Proposals for the establishment of a judicial commission of inquiry into private-sector spying are at an advanced stage in the office of Justice Minister Jeff Radebe, the Mail & Guardian has established.
It is understood the commission would investigate the conduct of private investigative firms and the influence they have on the South African justice system, and more specifically allegations of phone-tapping that go back to the late 1990s.
The proposals are informed in part by a dossier provided to the minister that includes the statements and affidavits of former employees of Investec and the Associate Intelligence Network (AIN), now called the Specialised Services Group (SSG).
The allegations, mainly from individuals who say they have fallen foul of the bank, claim that Investec has been knowingly involved in the gathering of illegal intelligence on some people using AIN/SSG.
Both Investec and SSG have denied any wrongdoing.
Justice department spokesman Tlali Tlali told the M&G that “the matter is currently under consideration”.
“The minister [Radebe] has indicated that he has not yet approached the president, but that is the route that will be followed. The president will then either sign it or decline to sign it,” Tlali said.
SA’s own phone hacking scandal
If approved, the commission could form the nucleus of South Africa’s own “phone-hacking” scandal involving private security companies conducting surveillance, in this case on behalf of corporate clients not including media companies.
There is anecdotal evidence that the practice is rife in the security industry as a whole. It is not known whether the government wants an inquiry into illegal surveillance generally or whether it merely wants to restrict it to state-controlled agencies.
Nevertheless, SSG chief executive Warren Goldblatt told the M&G that he and his firm would “welcome” a probe with “open arms”.
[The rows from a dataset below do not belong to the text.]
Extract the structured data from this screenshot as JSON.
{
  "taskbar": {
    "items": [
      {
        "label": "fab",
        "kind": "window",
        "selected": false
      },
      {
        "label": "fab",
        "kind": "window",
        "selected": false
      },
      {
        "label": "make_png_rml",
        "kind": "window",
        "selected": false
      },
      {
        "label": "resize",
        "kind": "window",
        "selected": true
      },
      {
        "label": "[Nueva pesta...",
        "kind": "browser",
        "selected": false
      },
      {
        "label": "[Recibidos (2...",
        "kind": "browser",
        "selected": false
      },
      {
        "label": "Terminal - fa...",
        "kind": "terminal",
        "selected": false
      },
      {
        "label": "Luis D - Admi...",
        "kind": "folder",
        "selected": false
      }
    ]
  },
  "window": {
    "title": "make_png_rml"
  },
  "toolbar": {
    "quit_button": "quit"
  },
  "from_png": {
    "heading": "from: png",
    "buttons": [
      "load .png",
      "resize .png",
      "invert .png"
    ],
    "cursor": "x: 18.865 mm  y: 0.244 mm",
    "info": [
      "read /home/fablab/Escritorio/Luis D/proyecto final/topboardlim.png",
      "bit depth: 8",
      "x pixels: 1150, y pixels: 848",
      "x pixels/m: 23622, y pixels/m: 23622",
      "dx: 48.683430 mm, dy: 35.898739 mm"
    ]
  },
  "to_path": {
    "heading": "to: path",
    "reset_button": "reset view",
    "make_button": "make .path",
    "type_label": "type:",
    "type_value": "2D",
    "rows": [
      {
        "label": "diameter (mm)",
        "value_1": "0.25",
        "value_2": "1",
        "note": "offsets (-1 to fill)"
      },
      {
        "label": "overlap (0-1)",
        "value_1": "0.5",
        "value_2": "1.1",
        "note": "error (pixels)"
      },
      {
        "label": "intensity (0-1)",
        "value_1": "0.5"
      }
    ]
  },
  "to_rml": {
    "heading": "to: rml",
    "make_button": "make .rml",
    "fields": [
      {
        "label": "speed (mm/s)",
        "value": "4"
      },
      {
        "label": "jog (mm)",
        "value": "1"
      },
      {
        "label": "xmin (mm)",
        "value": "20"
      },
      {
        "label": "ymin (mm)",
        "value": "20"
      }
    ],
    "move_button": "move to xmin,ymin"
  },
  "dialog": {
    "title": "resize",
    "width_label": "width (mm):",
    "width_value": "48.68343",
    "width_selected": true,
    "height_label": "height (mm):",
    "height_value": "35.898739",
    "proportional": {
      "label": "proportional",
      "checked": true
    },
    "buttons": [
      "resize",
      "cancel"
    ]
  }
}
“We would love a commission of inquiry because then we can answer the questions in a proper forum. The company is only involved in activities that are legal. We have broken no laws or tapped any phones unlawfully,” Goldblatt said.
“In the fullness of time, the truth will be revealed. I am more than satisfied to answer these questions.
“I have had it with these shenanigans— [being pursued] for financial gain. You will see who the real criminals are. We are a victim at a time when investigation services in the state are under extreme pressure.”
Investec, in a response to questions by the M&G, said it was not the bank’s “policy to spy on clients, nor does the bank condone activities that violate the constitutional rights of individuals. Any investigative work required by Investec from time to time is done in accordance with the law.”
Investec said that it had “no knowledge” of proposals regarding a commission of inquiry.
“If such a commission is convened and Investec is requested to make submissions, we will fulfil our lawful obligations.”
Among the substrate of allegations being considered by the justice department are claims that AIN/SSG, at the behest of Investec, tapped phones, monitored former employees’ and clients’ personal information and hacked into their financial affairs.
Some of the allegations were aired in a 2010 Cape High Court dispute between Investec and the Chait family, later settled, which disclosed affidavits from two security operators allegedly engaged by Investec to spy on Investec employees and their associates who were accused of fraud.
Seun Briel and Johan Rademeyer released affidavits alleging they were used in phone-tapping operations that targeted, among others, former Investec employee Laetitia Peyper.
Peyper’s then-attorney Michael Murphy wrote to the National Prosecuting Authority in 2004 and provided the affidavit from Rademeyer to back up his claims, but he never received an acknowledgement.
In his letter, Murphy said the surveillance was conducted for Investec to “procure evidence or indications of avenues which could [be] explored to find such evidence to substantiate a significant insurance claim which Investec had lodged, or intended to lodge, with Lloyds of London based upon alleged employee fraud”.
But Goldblatt told the M&G: “People were paid to make affidavits. Certain activities have been stretched into the realm of illegality to embarrass us.”
Investec told the M&G that the allegations of phone-tapping and illegal spying “relate to matters going back some 14 years” and “are contained in a report based on the statement of a former employee [Peyper] who was convicted of fraud as well as an affidavit which we believe to be fraudulent”.
Peyper reached a plea bargain agreement in 2004 and was fined R300 000.
The M&G Centre for Investigative Journalism, a non-profit initiative to develop investigative journalism in the public interest, produced this story. All views are ours. See www.amabhungane.co.za for all our stories, activities and sources of funding.